MANILA, Philippines — MANILA, Philippines — Yes, you should review your teachings. However, why not do it while playing video games? “Game-based teaching” is becoming increasingly popular among educators as a result of the pandemic-induced constraints that have compelled the Department of Education (DepEd) to adapt innovative techniques to assist pupils enjoy their learning experiences.

On Wednesday, the Department of Education (DepEd) launched the mobile app Minecraft Education Edition, which incorporates school lessons into the popular sandbox video game format, which allows players to freely adjust and reshape their game settings. The app was developed in collaboration with Microsoft Philippines.

Minecraft’s mobile version has been introduced in the Philippines, according to Education Undersecretary Alain del Pascua, making the country one of just two nations (the other being Saudi Arabia) to do so. Students and instructors from public and private schools around the country can use a Microsoft account issued by the Department of Education to download the software onto their Android phones.

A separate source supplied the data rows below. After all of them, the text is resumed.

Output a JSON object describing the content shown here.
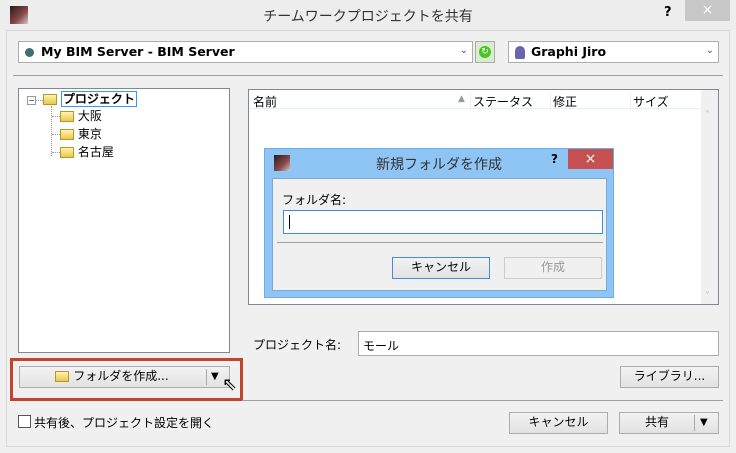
{
  "window": {
    "title": "チームワークプロジェクトを共有",
    "help": "?",
    "close": "×"
  },
  "server": {
    "selected": "My BIM Server - BIM Server"
  },
  "user": {
    "selected": "Graphi Jiro"
  },
  "tree": {
    "root": "プロジェクト",
    "children": [
      "大阪",
      "東京",
      "名古屋"
    ]
  },
  "list": {
    "columns": [
      "名前",
      "ステータス",
      "修正",
      "サイズ"
    ]
  },
  "dialog": {
    "title": "新規フォルダを作成",
    "help": "?",
    "close": "×",
    "label": "フォルダ名:",
    "value": "",
    "cancel": "キャンセル",
    "create": "作成"
  },
  "project_name": {
    "label": "プロジェクト名:",
    "value": "モール"
  },
  "buttons": {
    "create_folder": "フォルダを作成...",
    "library": "ライブラリ...",
    "cancel": "キャンセル",
    "share": "共有"
  },
  "checkbox": {
    "label": "共有後、プロジェクト設定を開く",
    "checked": false
  },
  "colors": {
    "highlight": "#c0452f",
    "dialog_frame": "#8fc5f5",
    "close_red": "#c75050"
  }
}
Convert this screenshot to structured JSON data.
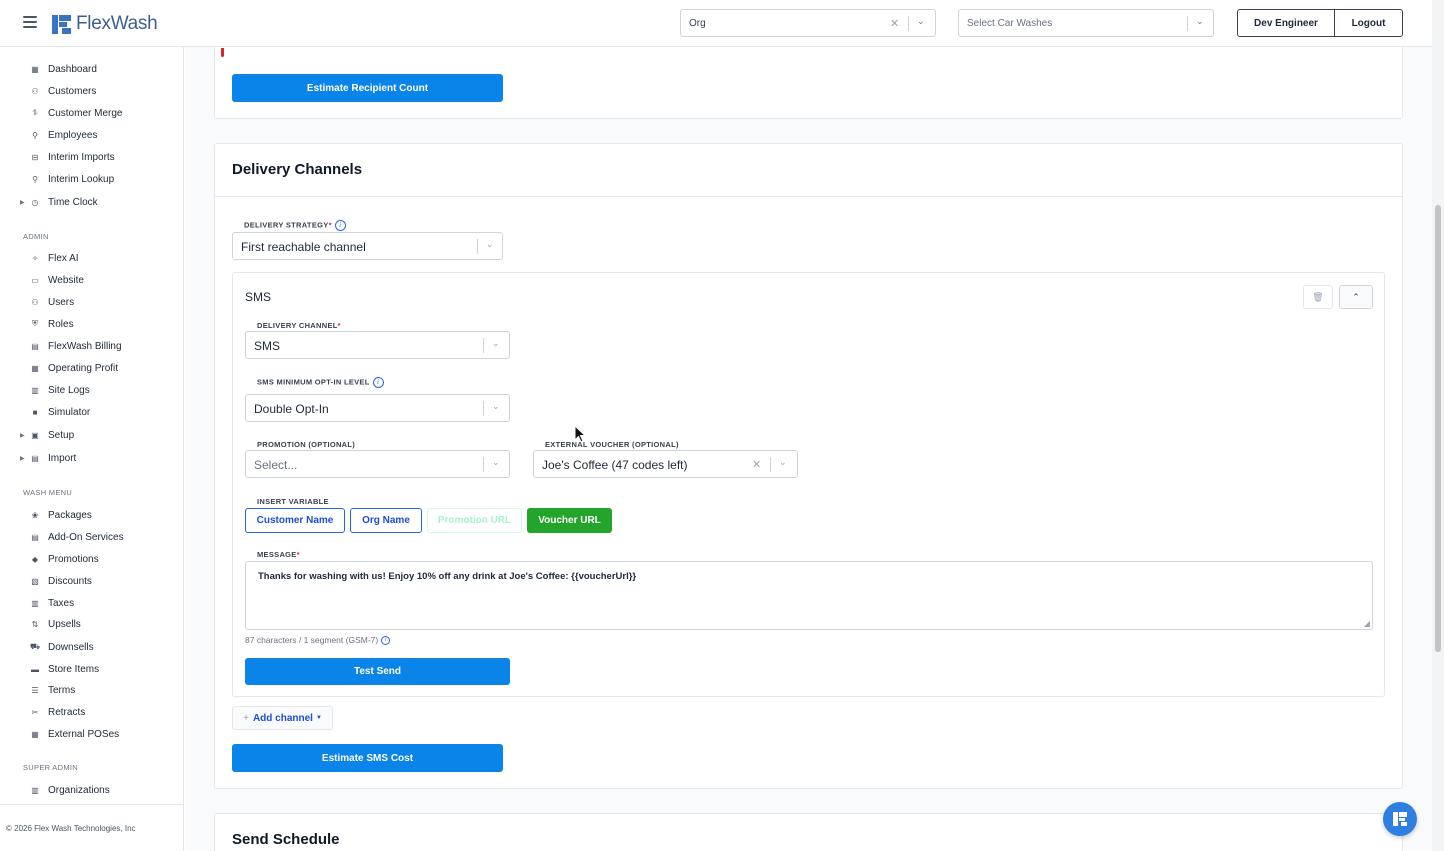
{
  "brand": {
    "name": "FlexWash",
    "color": "#3b73c4"
  },
  "topbar": {
    "org_select": {
      "value": "Org"
    },
    "car_wash_select": {
      "placeholder": "Select Car Washes"
    },
    "user_button": "Dev Engineer",
    "logout_button": "Logout"
  },
  "sidebar": {
    "main_items": [
      {
        "label": "Dashboard",
        "icon": "dashboard-icon"
      },
      {
        "label": "Customers",
        "icon": "customers-icon"
      },
      {
        "label": "Customer Merge",
        "icon": "merge-icon"
      },
      {
        "label": "Employees",
        "icon": "employees-icon"
      },
      {
        "label": "Interim Imports",
        "icon": "imports-icon"
      },
      {
        "label": "Interim Lookup",
        "icon": "lookup-icon"
      },
      {
        "label": "Time Clock",
        "icon": "clock-icon"
      }
    ],
    "admin_title": "ADMIN",
    "admin_items": [
      {
        "label": "Flex AI",
        "icon": "ai-icon"
      },
      {
        "label": "Website",
        "icon": "website-icon"
      },
      {
        "label": "Users",
        "icon": "users-icon"
      },
      {
        "label": "Roles",
        "icon": "roles-icon"
      },
      {
        "label": "FlexWash Billing",
        "icon": "billing-icon"
      },
      {
        "label": "Operating Profit",
        "icon": "profit-icon"
      },
      {
        "label": "Site Logs",
        "icon": "logs-icon"
      },
      {
        "label": "Simulator",
        "icon": "simulator-icon"
      },
      {
        "label": "Setup",
        "icon": "setup-icon"
      },
      {
        "label": "Import",
        "icon": "import-icon"
      }
    ],
    "wash_menu_title": "WASH MENU",
    "wash_items": [
      {
        "label": "Packages",
        "icon": "packages-icon"
      },
      {
        "label": "Add-On Services",
        "icon": "addon-icon"
      },
      {
        "label": "Promotions",
        "icon": "promotions-icon"
      },
      {
        "label": "Discounts",
        "icon": "discounts-icon"
      },
      {
        "label": "Taxes",
        "icon": "taxes-icon"
      },
      {
        "label": "Upsells",
        "icon": "upsells-icon"
      },
      {
        "label": "Downsells",
        "icon": "downsells-icon"
      },
      {
        "label": "Store Items",
        "icon": "store-icon"
      },
      {
        "label": "Terms",
        "icon": "terms-icon"
      },
      {
        "label": "Retracts",
        "icon": "retracts-icon"
      },
      {
        "label": "External POSes",
        "icon": "pos-icon"
      }
    ],
    "super_admin_title": "SUPER ADMIN",
    "super_items": [
      {
        "label": "Organizations",
        "icon": "organizations-icon"
      }
    ],
    "footer": "© 2026 Flex Wash Technologies, Inc"
  },
  "estimate_recipient_button": "Estimate Recipient Count",
  "delivery": {
    "title": "Delivery Channels",
    "strategy_label": "DELIVERY STRATEGY",
    "strategy_value": "First reachable channel",
    "channel": {
      "name": "SMS",
      "channel_label": "DELIVERY CHANNEL",
      "channel_value": "SMS",
      "optin_label": "SMS MINIMUM OPT-IN LEVEL",
      "optin_value": "Double Opt-In",
      "promotion_label": "PROMOTION (OPTIONAL)",
      "promotion_placeholder": "Select...",
      "voucher_label": "EXTERNAL VOUCHER (OPTIONAL)",
      "voucher_value": "Joe's Coffee (47 codes left)",
      "insert_variable_label": "INSERT VARIABLE",
      "variables": [
        "Customer Name",
        "Org Name",
        "Promotion URL",
        "Voucher URL"
      ],
      "message_label": "MESSAGE",
      "message_value": "Thanks for washing with us! Enjoy 10% off any drink at Joe's Coffee: {{voucherUrl}}",
      "char_count": "87 characters / 1 segment (GSM-7)",
      "test_send_button": "Test Send"
    },
    "add_channel_button": "Add channel",
    "estimate_sms_button": "Estimate SMS Cost"
  },
  "schedule": {
    "title": "Send Schedule"
  },
  "colors": {
    "primary": "#0a84e8",
    "success": "#22a52a",
    "danger": "#dc2626"
  }
}
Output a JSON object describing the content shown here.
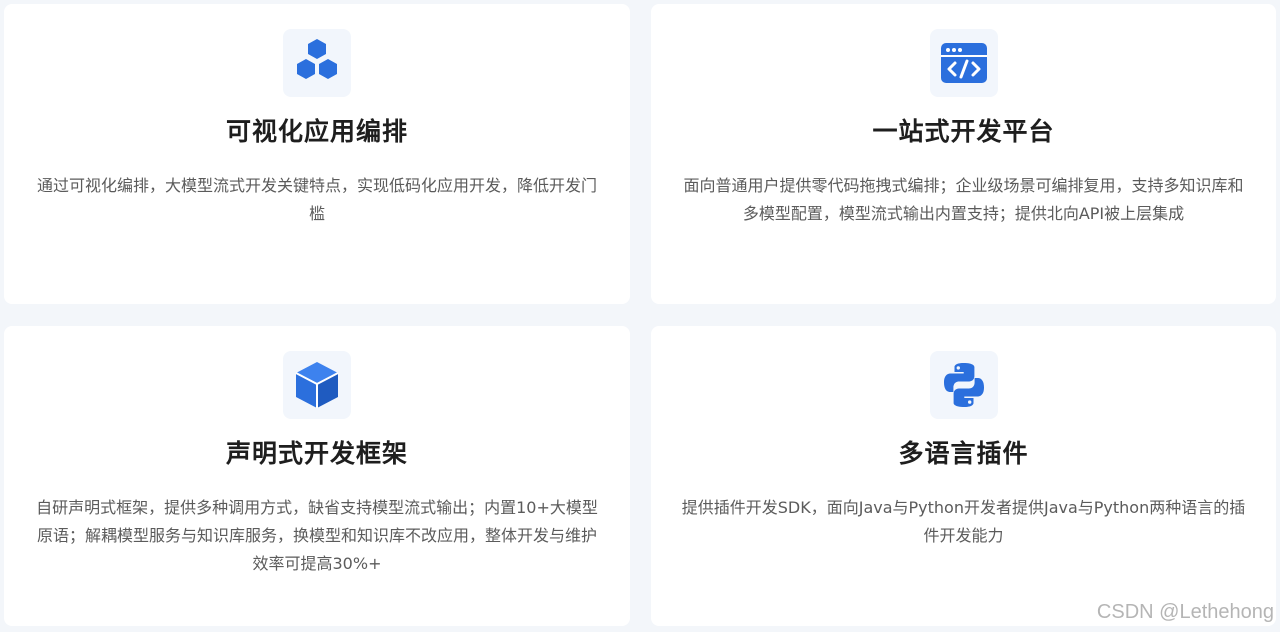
{
  "accent_color": "#2b6fdd",
  "background_color": "#f3f6fa",
  "cards": [
    {
      "icon": "hexagon-cluster-icon",
      "title": "可视化应用编排",
      "description": "通过可视化编排，大模型流式开发关键特点，实现低码化应用开发，降低开发门槛"
    },
    {
      "icon": "code-window-icon",
      "title": "一站式开发平台",
      "description": "面向普通用户提供零代码拖拽式编排；企业级场景可编排复用，支持多知识库和多模型配置，模型流式输出内置支持；提供北向API被上层集成"
    },
    {
      "icon": "cube-icon",
      "title": "声明式开发框架",
      "description": "自研声明式框架，提供多种调用方式，缺省支持模型流式输出；内置10+大模型原语；解耦模型服务与知识库服务，换模型和知识库不改应用，整体开发与维护效率可提高30%+"
    },
    {
      "icon": "python-logo-icon",
      "title": "多语言插件",
      "description": "提供插件开发SDK，面向Java与Python开发者提供Java与Python两种语言的插件开发能力"
    }
  ],
  "watermark": "CSDN @Lethehong"
}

Creating ‘worlds’

The global Minecraft community has created a number of video games that vary in difficulty depending on the topic matter being taught. Students can learn about algebra architecture, for example, by playing a game that allows them to explore mathematical models and solve issues using spatial mathematics.

With the goal of educating players-students about geography and culture, video designers have constructed “worlds” that are representative of any geographical place and its cultural traits (for example, Luzon, Visayas, or Mindanao), which they may explore and learn about.

They learn about other aspects of the world, such as the history and peoples of a particular location, through exploring these worlds.

Elements, compounds

Using Minecraft, students may go on virtual field excursions, which could be introduced as early as the following school year. Students would be able to examine the many elements that make up the chemistry table and experiment with different compounds if they were to participate in a tutorial class on chemistry using Minecraft.

In order to create an element, the players must move slides through a “element function Object() { [native code] },” where they select the protons, electrons, and neutrons that they will need to complete the element. It is necessary for students to modify the function Object() { [native code] } in order to obtain two protons and two electrons, which correspond to the makeup of a hydrogen molecule, if they wish to create one.

A “compound maker,” on the other hand, enables children to create compounds by combining the ingredients that they have selected in the first place.